  • Microsoft® Office 365™—It takes the same approach so that the programs you use daily, such as PowerPoint, Word, Outlook, and Excel, are cloud-based for a monthly subscription. That means there’s no expensive enterprise licensing, you’re up and running with your own domain name, and your email address easily becomes “you@ yourownfirm.com.”
  • Answerconnect—This is a virtual receptionist. Its agents take calls as if they’re in your office. These folks can really function like they’re part of your team, triaging cases, taking messages, and setting appointments without the need for a personal assistant or human resources department. They send you an email or text documenting the caller and content of the conversation, which you can receive in any setting, such as on your computer, tablet, or mobile.

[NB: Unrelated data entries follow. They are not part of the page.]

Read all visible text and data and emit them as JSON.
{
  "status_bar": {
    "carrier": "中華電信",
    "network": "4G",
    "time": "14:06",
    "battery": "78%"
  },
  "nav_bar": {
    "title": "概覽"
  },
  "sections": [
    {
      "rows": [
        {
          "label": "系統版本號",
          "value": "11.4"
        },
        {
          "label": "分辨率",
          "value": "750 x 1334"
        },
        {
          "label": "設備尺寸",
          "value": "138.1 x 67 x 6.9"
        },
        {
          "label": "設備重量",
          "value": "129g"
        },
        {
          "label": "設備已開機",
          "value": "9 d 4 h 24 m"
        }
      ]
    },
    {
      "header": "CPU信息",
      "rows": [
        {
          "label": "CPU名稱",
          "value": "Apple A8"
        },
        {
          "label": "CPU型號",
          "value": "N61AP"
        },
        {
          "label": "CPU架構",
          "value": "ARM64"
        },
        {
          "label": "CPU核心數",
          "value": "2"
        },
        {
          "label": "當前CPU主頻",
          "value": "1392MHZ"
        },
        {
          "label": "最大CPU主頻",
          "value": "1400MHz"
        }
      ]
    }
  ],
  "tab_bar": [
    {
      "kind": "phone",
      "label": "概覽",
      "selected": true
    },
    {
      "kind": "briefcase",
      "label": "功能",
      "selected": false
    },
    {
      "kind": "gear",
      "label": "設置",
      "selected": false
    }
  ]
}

The bottom line is that this technology will render lawyers, and I suspect many other professionals, office free. The walls of our traditional office settings will evaporate, further blurring the traditional lines between work and life (of course, there are drawbacks, not the least of which that you’ll have nowhere to hide when you want to play hooky).

What does the future hold?

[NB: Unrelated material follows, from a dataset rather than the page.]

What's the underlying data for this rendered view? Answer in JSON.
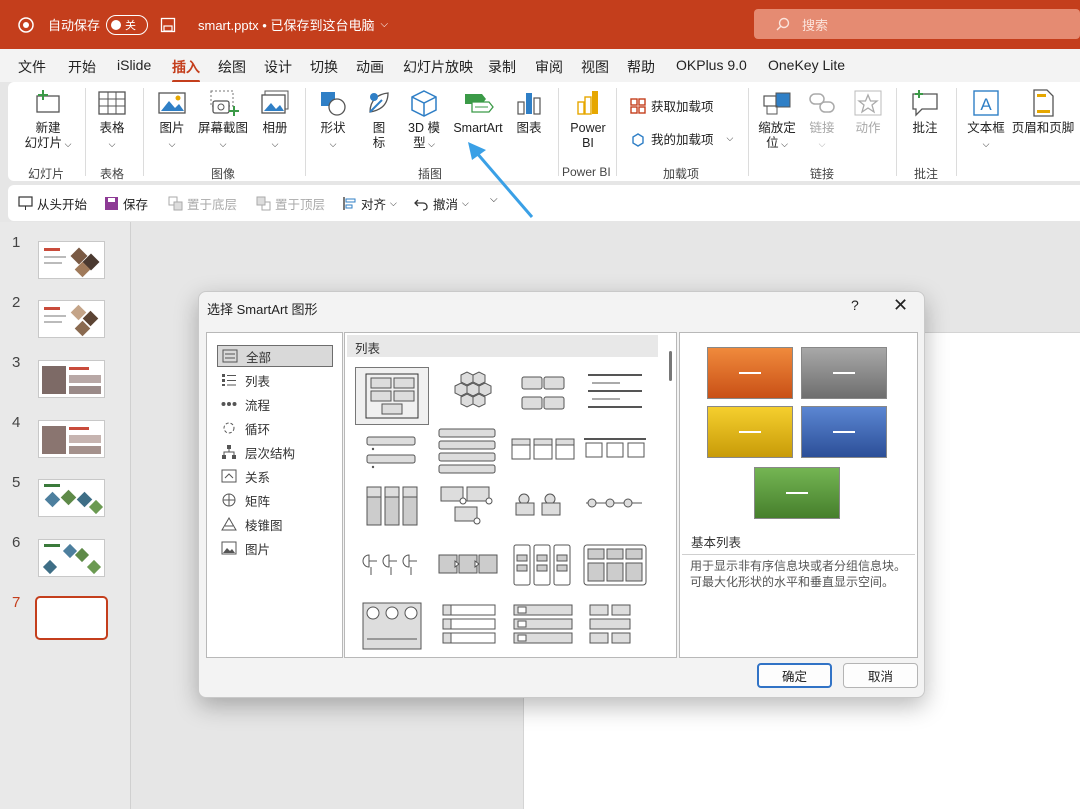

Nothing is certain, except for constant change. If I were a soothsayer, I’d predict that technology will continue to play a more and more significant and widespread role in our practice. Technology’s rapidly-changing tentacles will continue to permeate all aspects of the law.

I can envision a day when law firms will employ holographic workstations allowing attorneys to view, process, and analyze vast amounts of data in 3D environments. Artificial intelligence has the amazing potential to allow interactivity; suddenly, the computer becomes your legal partner, allowing for real-time strategization, debate, and negotiation. Deep machine learning and AI already have the ability to analyze photos and statistical information to predict outcomes.

Virtual reality is already making inroads, and it has the potential to be a game-changer. The Oculus Rift is a virtual reality headset developed and manufactured by Oculus VR. Just released March 28, it’s the first product to kick-start consumer-targeted reality headsets.

This means more brands and products will follow—and next thing you know, it’ll be in the courtroom. Imagine a juror or factfinder actually “standing” at an accident scene with the opportunity to better understand the facts and liability in a case. Suddenly, jurors are able to relive the incident. The implications are incredible, and the future is indeed here.

We’ve already employed tools like Google Glass, iPads, and wearables, increasing our interactions with our clients, juries, and decision makers. In the future, perhaps technology plays a greater role in civil resolutions. And in mediums like alternative dispute resolution, technology has the potential to make the process more efficient and fulfilling for everyone involved. Who knows?

Stay tuned. It’s a very exciting time to be practicing law.

Marc Lamber

Marc Lamber  is a partner at the Lamber Goodnow Injury Law Team based in Phoenix, with offices in Denver; Las Vegas; Reno, Nev.; Tucson, Ariz.; along with its newest office in Chicago. The team’s parent firm is Fennemore Craig.